►

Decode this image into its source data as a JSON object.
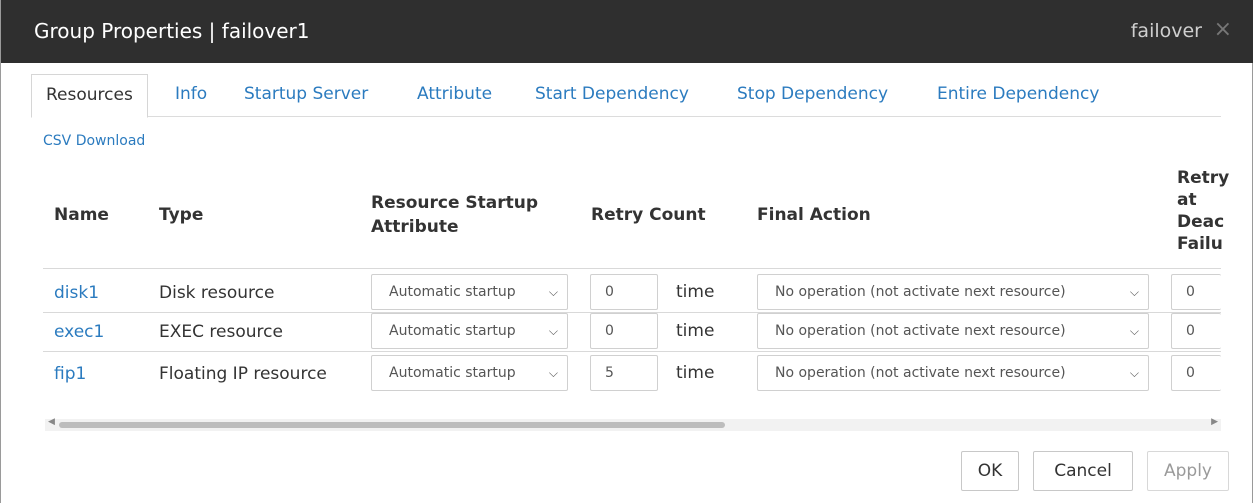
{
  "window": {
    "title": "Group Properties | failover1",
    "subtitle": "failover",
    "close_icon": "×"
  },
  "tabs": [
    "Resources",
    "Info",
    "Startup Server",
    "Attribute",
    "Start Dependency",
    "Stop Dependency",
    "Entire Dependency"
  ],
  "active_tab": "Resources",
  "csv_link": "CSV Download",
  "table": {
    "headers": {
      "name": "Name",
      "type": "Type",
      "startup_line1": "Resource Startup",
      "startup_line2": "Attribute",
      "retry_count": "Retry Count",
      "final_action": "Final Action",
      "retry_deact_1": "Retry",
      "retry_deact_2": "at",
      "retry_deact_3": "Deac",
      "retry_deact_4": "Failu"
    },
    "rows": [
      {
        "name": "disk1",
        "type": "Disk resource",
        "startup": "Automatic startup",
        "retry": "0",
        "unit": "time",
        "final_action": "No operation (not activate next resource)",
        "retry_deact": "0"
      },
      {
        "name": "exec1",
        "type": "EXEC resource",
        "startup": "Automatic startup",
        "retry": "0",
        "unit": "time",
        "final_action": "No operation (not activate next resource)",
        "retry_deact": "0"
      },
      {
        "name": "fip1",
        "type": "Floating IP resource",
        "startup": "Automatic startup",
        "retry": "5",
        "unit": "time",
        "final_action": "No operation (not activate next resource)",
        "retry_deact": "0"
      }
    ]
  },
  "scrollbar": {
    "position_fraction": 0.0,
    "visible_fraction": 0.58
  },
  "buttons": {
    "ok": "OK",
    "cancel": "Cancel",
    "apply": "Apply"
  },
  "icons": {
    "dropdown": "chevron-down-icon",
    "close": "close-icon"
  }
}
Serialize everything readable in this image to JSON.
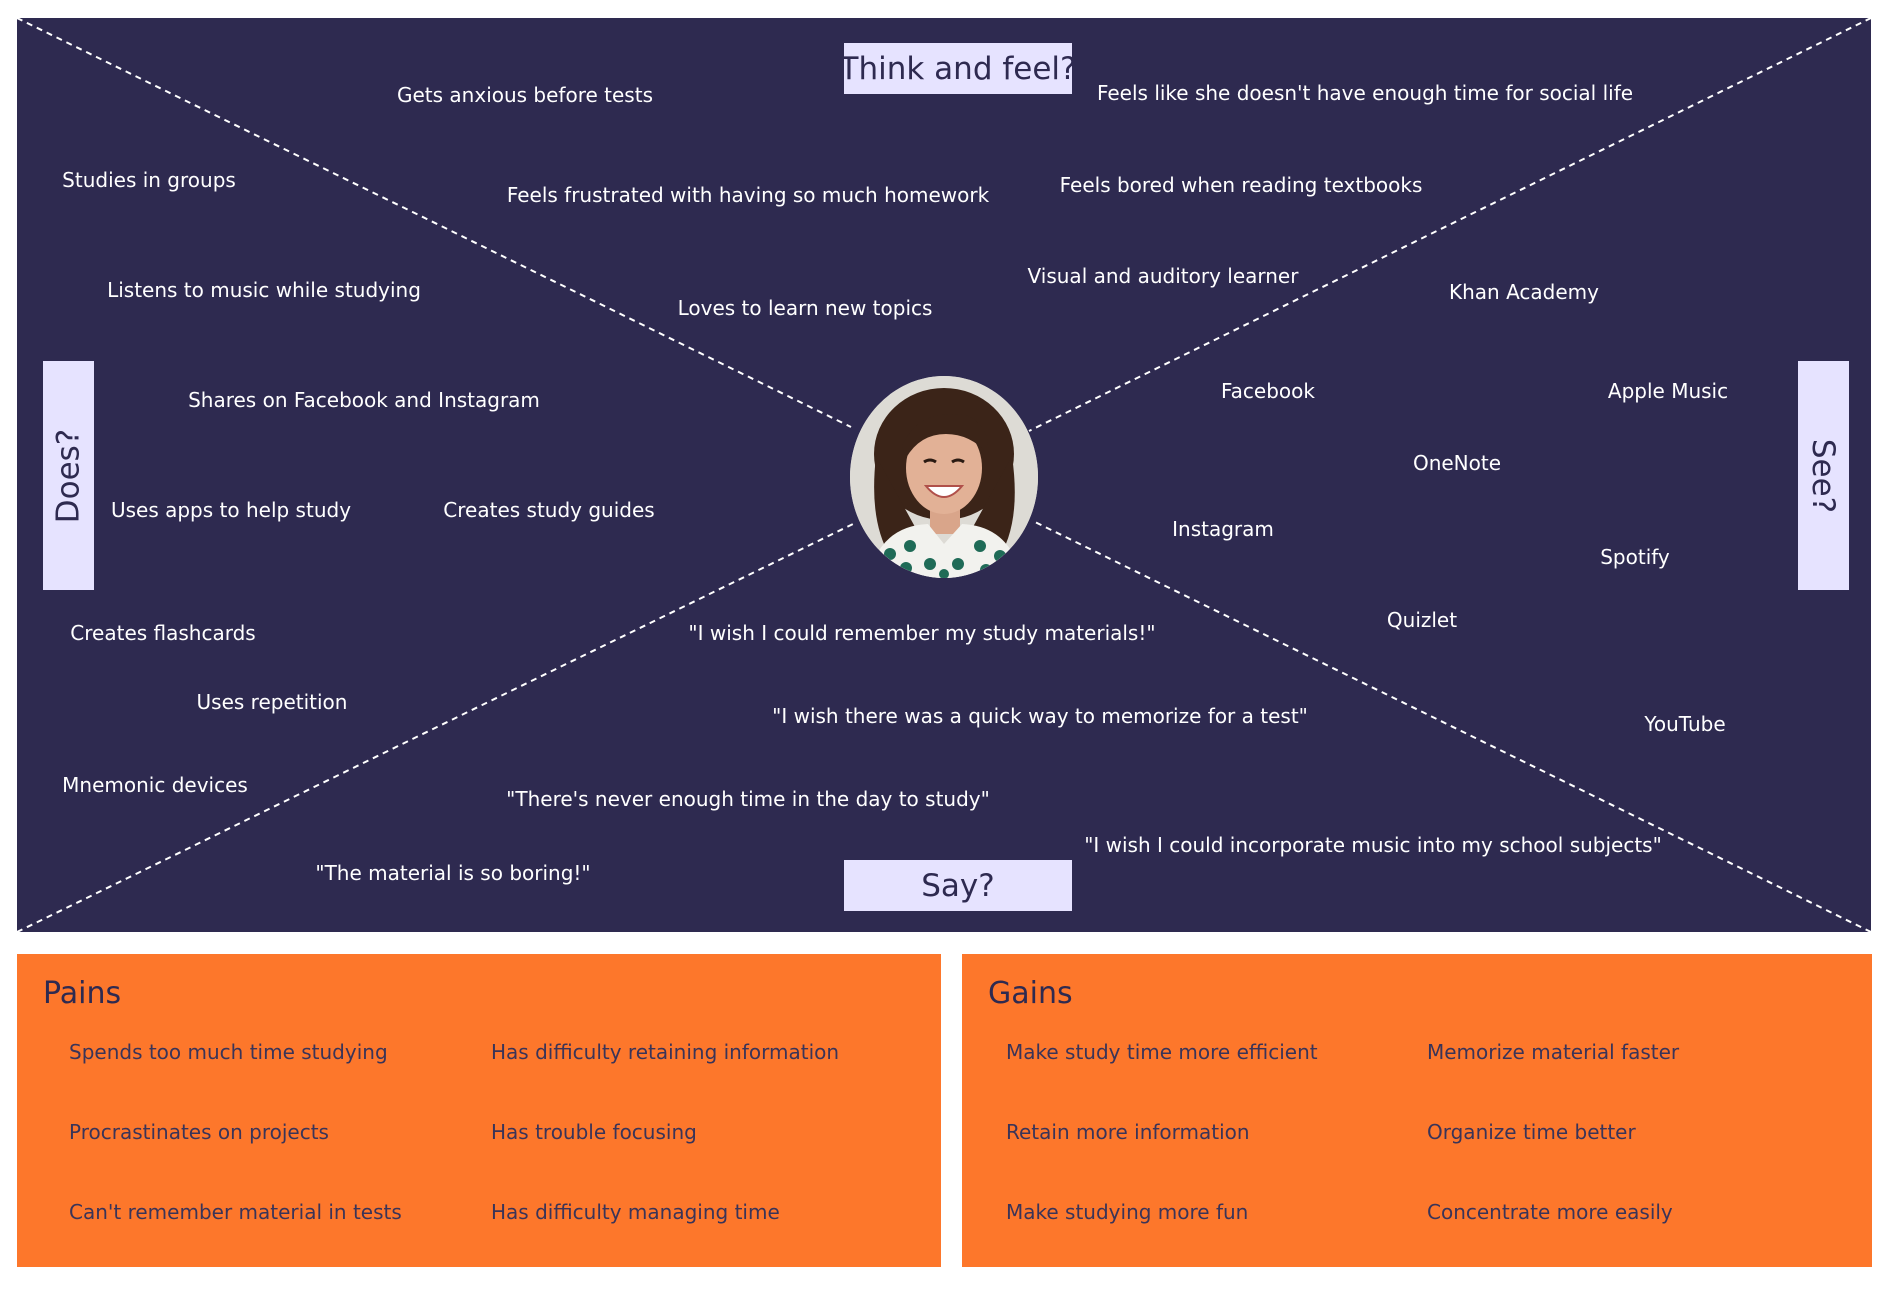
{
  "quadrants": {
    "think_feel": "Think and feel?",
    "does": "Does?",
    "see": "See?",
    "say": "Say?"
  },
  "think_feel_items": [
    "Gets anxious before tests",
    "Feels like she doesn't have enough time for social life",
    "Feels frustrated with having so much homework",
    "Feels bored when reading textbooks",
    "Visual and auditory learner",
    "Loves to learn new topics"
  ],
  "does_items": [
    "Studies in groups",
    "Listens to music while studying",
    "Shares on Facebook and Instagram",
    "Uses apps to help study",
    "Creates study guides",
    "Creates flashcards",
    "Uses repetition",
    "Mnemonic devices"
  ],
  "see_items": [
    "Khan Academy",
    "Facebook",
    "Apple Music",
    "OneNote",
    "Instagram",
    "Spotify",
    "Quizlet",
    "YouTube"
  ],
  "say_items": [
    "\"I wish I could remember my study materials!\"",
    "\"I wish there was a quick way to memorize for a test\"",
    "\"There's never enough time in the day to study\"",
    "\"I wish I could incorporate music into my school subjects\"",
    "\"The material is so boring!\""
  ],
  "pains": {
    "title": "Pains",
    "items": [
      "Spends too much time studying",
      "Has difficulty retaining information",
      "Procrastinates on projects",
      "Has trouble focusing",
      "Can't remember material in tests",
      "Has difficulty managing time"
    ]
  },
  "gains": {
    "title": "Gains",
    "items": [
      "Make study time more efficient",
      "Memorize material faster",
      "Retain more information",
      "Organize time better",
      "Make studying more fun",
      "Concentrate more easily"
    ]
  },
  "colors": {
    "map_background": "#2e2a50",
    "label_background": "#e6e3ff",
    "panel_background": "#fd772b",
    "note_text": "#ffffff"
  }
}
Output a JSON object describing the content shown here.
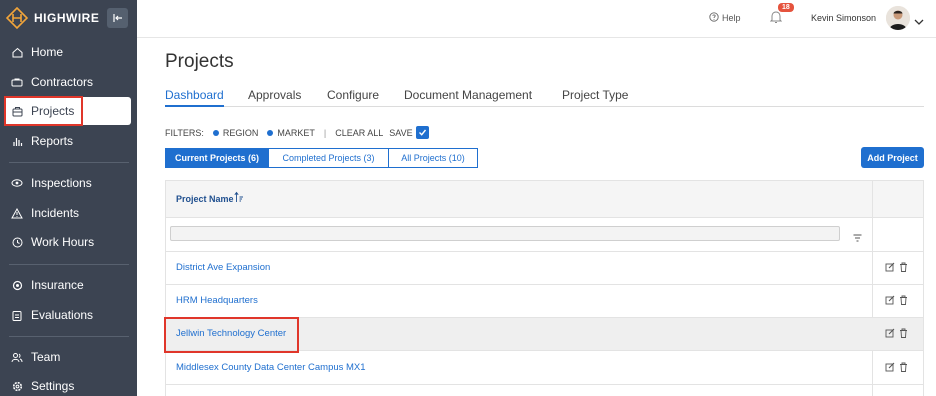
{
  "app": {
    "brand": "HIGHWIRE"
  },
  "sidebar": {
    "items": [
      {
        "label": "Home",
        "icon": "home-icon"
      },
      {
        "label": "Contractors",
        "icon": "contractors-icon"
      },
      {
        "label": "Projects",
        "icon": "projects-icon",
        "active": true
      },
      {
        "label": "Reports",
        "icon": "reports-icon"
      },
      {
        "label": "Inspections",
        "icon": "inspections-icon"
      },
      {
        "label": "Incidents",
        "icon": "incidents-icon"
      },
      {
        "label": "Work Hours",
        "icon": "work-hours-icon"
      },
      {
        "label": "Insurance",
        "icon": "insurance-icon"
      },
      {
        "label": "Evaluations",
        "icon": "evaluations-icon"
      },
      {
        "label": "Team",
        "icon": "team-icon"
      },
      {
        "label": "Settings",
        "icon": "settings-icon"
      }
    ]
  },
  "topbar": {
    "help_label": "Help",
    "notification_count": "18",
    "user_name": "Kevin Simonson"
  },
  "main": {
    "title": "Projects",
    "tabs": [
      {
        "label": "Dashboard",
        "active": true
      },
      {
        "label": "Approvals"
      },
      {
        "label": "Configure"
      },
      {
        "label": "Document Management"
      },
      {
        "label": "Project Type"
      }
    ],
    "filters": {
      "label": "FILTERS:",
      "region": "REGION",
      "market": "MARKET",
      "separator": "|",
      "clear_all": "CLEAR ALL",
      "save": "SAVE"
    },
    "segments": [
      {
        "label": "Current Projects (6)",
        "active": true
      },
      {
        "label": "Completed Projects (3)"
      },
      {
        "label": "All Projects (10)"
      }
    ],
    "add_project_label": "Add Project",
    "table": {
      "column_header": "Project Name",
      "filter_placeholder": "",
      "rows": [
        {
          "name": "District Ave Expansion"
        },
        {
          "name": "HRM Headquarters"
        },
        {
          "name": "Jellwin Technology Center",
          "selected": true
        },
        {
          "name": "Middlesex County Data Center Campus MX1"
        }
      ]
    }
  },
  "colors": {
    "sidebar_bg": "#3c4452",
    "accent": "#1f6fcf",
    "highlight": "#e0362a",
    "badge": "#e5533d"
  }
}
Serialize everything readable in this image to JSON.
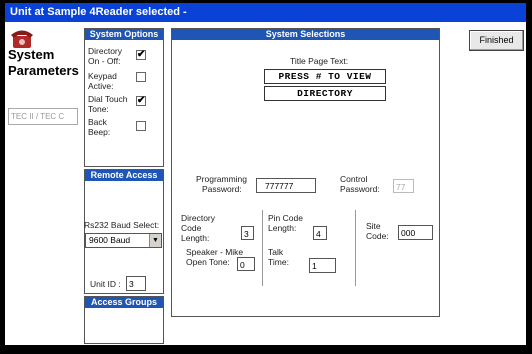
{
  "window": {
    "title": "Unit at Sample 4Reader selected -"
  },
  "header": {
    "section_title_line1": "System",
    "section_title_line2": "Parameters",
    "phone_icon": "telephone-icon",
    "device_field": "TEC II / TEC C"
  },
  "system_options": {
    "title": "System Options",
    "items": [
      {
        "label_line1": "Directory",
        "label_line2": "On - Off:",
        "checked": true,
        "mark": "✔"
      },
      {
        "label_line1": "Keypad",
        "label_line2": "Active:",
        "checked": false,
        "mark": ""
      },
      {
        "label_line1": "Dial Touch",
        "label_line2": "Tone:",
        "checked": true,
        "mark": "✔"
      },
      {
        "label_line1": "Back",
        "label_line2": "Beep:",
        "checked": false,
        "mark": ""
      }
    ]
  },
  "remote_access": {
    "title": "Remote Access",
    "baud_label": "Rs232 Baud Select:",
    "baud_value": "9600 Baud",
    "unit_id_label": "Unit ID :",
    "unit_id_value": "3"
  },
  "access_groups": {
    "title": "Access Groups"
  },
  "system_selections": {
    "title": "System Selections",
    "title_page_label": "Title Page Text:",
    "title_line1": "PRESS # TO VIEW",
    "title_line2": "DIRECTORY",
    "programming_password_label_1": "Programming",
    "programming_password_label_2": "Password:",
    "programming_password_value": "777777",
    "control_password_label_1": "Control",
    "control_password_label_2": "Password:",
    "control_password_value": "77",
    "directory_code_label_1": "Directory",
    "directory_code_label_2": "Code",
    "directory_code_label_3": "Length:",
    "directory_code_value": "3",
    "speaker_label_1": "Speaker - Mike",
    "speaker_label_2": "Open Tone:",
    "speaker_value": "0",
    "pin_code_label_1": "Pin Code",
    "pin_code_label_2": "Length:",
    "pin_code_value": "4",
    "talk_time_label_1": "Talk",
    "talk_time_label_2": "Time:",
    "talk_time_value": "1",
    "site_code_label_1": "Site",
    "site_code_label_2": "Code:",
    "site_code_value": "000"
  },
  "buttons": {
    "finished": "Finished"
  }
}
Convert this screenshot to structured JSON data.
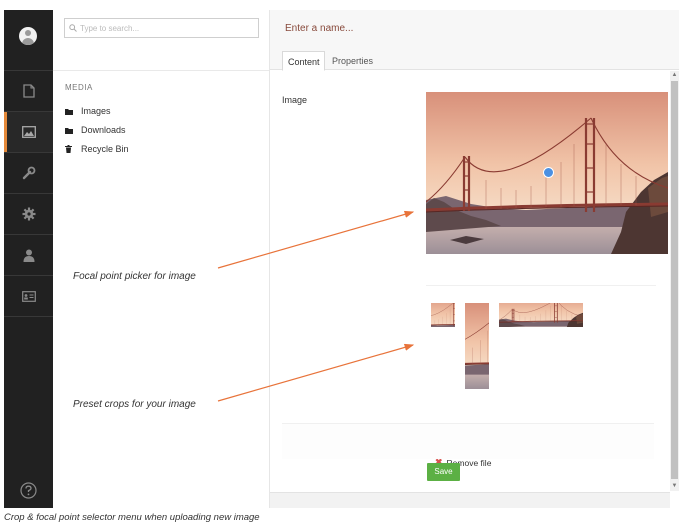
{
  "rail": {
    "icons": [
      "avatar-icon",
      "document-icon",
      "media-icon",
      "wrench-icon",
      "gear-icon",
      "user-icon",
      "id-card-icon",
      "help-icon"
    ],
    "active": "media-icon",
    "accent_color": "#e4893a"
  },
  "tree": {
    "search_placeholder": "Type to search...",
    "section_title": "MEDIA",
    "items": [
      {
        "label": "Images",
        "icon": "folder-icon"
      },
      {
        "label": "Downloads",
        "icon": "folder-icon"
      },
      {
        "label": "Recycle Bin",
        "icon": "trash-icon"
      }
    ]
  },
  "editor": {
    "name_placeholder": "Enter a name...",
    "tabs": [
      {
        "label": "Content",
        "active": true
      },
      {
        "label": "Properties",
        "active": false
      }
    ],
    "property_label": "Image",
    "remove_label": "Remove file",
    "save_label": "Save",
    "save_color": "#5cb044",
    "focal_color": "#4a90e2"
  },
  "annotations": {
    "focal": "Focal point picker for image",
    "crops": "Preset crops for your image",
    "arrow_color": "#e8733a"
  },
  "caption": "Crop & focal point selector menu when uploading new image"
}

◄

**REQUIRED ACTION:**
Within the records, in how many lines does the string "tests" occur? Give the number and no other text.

**SOLUTION FOR THIS PROBLEM:**
2